There are also reasons why we hardly see any banker-philanthropists in the industry today.  A completely amoral financial sector disproportionately attracts sociopaths and people with no interest in doing good.  It's hard for anyone with a conscience to work and succeed in such an environment.  Loosening the profit motive is crucial to enabling ethical bankers to enter and stay in the industry.

Doing good also requires a lot of effort.  I think being a humanitarian is a lifelong process of learning and engaging with others, not just writing checks.  Ethical bankers have to think about what causes they care about, how to solve difficult social problems, and which organizations to support.  It's hard to put your heart into doing good and then to go to work ripping people off.  Eventually one precludes the other.

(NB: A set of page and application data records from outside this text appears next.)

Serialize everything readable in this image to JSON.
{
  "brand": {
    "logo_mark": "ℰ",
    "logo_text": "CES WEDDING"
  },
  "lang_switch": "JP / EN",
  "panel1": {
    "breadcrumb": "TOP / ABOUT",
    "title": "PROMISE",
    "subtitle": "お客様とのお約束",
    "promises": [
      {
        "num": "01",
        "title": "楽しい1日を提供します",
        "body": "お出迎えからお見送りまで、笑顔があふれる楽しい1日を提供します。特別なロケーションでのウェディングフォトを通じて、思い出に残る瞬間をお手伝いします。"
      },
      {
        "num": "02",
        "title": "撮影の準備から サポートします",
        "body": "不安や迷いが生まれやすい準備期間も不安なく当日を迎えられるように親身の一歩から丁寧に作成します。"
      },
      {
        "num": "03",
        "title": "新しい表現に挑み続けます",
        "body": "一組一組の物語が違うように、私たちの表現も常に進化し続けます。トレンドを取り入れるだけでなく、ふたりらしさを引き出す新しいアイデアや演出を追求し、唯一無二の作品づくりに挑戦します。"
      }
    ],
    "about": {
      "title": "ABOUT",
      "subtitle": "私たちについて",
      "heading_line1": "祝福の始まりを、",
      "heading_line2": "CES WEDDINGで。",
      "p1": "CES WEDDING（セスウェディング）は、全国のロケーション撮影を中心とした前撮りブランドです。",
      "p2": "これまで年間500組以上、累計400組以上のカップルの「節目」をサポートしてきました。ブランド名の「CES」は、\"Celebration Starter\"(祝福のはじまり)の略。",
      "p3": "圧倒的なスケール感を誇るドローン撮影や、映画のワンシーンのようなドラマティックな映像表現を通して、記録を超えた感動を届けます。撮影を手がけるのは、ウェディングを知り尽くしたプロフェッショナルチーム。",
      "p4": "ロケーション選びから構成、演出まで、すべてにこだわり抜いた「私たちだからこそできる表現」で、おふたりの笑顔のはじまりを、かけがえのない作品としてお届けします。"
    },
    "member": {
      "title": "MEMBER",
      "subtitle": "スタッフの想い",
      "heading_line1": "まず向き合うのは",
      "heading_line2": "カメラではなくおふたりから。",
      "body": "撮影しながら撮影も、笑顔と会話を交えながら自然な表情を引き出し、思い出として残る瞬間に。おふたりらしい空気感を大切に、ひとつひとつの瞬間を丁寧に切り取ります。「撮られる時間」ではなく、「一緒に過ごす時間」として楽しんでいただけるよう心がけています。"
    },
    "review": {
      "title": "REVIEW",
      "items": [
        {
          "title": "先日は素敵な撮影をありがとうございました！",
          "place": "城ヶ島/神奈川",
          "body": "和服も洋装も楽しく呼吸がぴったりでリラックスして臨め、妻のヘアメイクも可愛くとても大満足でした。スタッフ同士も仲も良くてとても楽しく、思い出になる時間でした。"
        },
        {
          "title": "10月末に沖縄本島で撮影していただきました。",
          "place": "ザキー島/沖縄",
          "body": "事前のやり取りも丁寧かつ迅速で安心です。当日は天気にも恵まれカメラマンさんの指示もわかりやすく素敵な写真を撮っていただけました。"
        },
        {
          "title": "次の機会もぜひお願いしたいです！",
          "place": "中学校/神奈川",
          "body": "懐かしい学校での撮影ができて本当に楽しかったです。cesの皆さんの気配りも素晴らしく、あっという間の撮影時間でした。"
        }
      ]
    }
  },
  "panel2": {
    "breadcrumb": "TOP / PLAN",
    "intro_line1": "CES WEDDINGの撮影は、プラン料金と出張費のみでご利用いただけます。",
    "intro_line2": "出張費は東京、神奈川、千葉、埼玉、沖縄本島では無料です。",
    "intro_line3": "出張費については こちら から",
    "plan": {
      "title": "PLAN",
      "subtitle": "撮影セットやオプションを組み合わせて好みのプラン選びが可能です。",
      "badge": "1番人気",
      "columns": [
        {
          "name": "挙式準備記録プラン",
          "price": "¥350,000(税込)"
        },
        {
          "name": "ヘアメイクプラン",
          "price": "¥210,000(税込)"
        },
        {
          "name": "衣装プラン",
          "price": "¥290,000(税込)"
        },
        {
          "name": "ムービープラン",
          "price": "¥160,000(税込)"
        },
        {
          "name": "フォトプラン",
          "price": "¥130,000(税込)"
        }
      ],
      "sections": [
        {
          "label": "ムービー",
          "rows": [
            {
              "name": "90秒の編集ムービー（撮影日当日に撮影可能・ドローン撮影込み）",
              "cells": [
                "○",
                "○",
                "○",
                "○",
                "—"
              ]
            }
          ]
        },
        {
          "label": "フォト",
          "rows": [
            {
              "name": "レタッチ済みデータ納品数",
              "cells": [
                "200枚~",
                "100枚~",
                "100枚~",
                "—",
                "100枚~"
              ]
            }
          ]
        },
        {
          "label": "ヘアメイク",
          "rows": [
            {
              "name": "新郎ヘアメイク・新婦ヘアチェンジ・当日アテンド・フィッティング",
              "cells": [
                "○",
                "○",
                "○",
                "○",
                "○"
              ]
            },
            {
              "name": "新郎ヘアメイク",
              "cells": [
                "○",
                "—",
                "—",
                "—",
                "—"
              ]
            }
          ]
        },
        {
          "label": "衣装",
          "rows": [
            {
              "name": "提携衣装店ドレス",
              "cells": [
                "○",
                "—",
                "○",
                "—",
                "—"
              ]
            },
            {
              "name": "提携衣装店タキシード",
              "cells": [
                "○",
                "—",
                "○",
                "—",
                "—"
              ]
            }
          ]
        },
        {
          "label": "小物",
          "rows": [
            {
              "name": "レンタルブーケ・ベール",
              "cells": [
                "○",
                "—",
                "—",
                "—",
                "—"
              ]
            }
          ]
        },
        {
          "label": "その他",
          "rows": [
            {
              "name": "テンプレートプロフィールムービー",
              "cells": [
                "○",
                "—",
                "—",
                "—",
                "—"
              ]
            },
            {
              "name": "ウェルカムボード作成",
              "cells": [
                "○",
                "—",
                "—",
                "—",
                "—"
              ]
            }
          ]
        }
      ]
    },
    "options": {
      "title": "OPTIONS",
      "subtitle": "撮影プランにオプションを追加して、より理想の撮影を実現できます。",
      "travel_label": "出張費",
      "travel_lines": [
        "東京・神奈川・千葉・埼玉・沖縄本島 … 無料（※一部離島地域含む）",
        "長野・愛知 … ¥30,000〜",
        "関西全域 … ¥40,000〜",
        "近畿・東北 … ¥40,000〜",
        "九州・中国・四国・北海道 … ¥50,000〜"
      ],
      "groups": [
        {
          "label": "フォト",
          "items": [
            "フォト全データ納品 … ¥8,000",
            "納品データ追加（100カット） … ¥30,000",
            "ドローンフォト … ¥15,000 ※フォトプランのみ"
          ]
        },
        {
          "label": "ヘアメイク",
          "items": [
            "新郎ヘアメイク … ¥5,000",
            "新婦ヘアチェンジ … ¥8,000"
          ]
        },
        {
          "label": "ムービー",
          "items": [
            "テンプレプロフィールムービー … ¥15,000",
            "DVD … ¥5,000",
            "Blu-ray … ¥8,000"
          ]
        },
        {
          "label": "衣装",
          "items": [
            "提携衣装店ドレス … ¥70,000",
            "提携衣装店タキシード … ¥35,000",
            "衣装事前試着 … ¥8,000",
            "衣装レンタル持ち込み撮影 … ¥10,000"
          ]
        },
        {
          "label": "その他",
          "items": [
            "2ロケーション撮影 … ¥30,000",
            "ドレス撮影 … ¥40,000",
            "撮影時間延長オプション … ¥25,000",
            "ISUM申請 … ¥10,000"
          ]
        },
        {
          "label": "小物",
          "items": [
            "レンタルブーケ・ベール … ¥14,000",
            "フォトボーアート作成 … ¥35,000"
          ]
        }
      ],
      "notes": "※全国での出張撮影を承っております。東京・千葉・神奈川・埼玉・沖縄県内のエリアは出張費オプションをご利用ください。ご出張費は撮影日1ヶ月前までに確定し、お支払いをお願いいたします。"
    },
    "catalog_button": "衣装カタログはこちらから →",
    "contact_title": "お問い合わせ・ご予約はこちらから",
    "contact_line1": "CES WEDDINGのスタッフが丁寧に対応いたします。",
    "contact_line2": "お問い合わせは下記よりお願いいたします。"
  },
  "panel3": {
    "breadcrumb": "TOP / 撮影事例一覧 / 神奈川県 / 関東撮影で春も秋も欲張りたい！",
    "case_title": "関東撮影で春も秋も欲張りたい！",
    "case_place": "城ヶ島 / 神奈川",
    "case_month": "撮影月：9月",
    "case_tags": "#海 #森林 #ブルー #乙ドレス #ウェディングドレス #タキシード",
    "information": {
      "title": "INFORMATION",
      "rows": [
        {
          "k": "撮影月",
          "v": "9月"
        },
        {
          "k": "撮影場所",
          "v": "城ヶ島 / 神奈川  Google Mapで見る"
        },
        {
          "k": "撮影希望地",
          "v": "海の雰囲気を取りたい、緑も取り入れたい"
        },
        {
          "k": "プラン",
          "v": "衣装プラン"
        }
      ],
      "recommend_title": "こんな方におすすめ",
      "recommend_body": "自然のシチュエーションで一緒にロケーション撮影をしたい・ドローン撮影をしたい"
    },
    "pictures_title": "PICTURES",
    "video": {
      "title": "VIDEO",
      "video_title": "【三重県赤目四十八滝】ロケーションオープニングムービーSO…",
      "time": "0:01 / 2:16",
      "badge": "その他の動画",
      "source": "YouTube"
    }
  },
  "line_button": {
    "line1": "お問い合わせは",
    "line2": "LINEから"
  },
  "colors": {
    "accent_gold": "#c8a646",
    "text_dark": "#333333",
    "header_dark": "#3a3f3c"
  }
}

In the end, I come to the same conclusion.  Allowing one industry to completely flout morality destabilizes and sucks away good from the rest of society.  Working in such an industry sucks away good from a person.


Jesse B said...

I like the blog a lot - Hope I can do something similar myself (started one during my PhD but it dissipated when I had kids and had to focus on my JMP).

I think calling for "less greed" or for people to intentionally leave money on the table is going to be hard. As you note, greed is not good. What a capitalist society does is (in some cases) transform greed into the provision of useful goods for consumers rather than let it lead to the acquisition of an army for plunder.

Rather than calling for less greed, I think it is useful to separate profits by their source: value add vs rent seeking. Apple and Google provide value to their customers and along the way make profits. Much of the financial sector generates profits due to rent seeking through regulatory capture and/or social norms which privatize gains and socialize losses. These two sources of profits lead to two different social problems we, as a society, need to address (and you discuss here on your blog):

1. The financial sector. Either we need a way to get private gains/losses (through smaller banks which can fail) or social gains/losses (through highly regulated or state-owned banks). I prefer the former, but will take the latter as a second best option. Either is better than what we have now.

2. Consumerism. I'm afraid you are the exception (or at least in a small minority) who take action against consumerism. A few more dislike it but crave the latest iPad anyway. Most people have more crap than they know what to do with and want more. The problem here is that most companies do provide goods that people want, but they want more and more and more. I have less good ideas of what to do about this one.

Jialan Wang said...

Hi Jesse,

Thanks for your excellent comments!

Here's my reply

And let me know if you want to co-blog sometime!